Its history goes back more than 500 years to Italy – where workers would scrap materials from upscale projects and reuse them in their own residences and terraces. Using repurposed raw materials is what makes terrazzo an ecofriendly building option. Moreover, thanks to its durability over other flooring options (e.g., carpet), it can lead to less waste and more long-term cost savings.
Cemex Ventures moves into the future by leveraging sustainable building materials
Sustainable and renewable building materials are increasingly being studied and applied in the world of construction; however, their wider application is required for our industry to truly transition net-zero and reduce its negative impact on the environment.
That’s why Cemex Ventures is looking for entrepreneurs with sustainable building products and materials to scale-up and replace traditional heavy carbon emitting materials. Contech startups like our portfolio company Arqlite are helping construction become more future proof with greener manufacturing processes and materials.
Arqlite is a leading recycling technology company that is paving the way for the next generation of sustainable materials. The startup manufactures artificial gravel produced 100% from recycled plastics, which is a 10x better insulator and 3x lighter than mineral gravel. Their innovative recycling system can process otherwise non-recyclable plastics, helping reduce the carbon footprint of various industries, from injection molding to road building.
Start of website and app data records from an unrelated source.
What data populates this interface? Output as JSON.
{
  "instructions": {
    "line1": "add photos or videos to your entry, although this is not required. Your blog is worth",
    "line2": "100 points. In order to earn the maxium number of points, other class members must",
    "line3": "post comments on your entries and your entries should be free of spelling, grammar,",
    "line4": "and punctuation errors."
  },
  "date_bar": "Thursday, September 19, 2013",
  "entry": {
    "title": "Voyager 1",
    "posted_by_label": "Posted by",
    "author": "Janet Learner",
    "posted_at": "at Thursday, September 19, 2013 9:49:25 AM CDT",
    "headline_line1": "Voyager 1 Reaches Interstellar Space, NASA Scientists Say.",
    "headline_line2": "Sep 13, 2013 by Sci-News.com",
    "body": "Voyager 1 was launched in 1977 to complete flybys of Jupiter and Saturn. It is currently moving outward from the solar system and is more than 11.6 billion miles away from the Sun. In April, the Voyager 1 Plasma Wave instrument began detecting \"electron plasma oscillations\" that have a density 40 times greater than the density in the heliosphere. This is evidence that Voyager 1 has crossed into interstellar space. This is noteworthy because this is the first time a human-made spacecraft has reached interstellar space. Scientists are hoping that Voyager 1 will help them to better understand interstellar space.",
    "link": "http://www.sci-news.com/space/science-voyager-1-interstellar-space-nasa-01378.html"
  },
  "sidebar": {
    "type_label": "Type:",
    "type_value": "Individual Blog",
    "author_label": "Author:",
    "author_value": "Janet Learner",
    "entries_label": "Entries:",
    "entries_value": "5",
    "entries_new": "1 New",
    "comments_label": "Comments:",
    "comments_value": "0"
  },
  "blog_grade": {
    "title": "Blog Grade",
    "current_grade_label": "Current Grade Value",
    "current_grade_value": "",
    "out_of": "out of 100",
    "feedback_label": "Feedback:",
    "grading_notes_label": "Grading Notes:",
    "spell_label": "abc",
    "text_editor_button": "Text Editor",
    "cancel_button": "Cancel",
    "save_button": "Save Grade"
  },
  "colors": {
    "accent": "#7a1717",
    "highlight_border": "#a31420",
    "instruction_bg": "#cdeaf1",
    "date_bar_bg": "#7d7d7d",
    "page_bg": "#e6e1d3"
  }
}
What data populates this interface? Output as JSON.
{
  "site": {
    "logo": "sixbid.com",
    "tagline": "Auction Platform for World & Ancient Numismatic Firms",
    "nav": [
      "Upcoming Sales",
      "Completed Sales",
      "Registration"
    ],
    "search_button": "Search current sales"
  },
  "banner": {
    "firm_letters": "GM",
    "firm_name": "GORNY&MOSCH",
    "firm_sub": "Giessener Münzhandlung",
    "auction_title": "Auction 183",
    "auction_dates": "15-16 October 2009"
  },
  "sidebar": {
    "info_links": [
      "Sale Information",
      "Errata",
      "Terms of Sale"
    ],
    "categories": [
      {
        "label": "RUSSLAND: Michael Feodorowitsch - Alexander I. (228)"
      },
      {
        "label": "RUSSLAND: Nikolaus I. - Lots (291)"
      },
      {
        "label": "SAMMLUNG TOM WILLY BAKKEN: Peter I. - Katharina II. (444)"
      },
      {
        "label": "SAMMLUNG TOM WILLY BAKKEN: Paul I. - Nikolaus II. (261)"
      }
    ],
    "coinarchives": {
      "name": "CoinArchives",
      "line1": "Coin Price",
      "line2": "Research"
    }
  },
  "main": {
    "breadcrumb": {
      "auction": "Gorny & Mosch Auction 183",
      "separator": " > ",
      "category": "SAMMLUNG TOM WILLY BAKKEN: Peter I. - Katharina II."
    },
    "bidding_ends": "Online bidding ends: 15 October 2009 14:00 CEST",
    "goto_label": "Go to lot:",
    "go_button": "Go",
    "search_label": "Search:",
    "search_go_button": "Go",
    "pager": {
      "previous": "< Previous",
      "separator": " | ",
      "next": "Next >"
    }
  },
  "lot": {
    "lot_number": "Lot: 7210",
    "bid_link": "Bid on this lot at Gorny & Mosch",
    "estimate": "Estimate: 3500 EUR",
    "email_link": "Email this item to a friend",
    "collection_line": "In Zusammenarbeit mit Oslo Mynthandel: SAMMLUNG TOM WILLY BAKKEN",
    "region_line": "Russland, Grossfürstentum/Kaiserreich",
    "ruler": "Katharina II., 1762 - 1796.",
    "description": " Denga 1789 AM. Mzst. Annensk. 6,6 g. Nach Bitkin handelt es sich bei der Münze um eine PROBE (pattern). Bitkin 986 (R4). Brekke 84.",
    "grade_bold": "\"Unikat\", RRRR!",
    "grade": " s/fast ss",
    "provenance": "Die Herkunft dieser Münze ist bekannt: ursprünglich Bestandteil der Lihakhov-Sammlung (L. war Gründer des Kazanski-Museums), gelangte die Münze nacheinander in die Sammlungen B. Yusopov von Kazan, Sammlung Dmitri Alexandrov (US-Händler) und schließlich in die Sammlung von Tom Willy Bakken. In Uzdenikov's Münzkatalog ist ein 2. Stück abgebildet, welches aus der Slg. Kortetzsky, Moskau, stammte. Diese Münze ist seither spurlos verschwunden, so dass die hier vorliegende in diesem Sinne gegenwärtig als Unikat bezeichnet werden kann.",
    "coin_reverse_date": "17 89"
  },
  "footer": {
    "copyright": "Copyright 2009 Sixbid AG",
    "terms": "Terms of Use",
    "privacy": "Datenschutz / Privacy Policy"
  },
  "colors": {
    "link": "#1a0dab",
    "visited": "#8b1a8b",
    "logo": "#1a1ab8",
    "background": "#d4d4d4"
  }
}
We’re looking for decarbonization technologies, sustainable materials, new energy sources & solutions, and circular economy business models to bring Green Construction to the forefront of our industry.
Did we miss any sustainable building materials on our list? Contact us and tell us about your startup’s disruptive solution.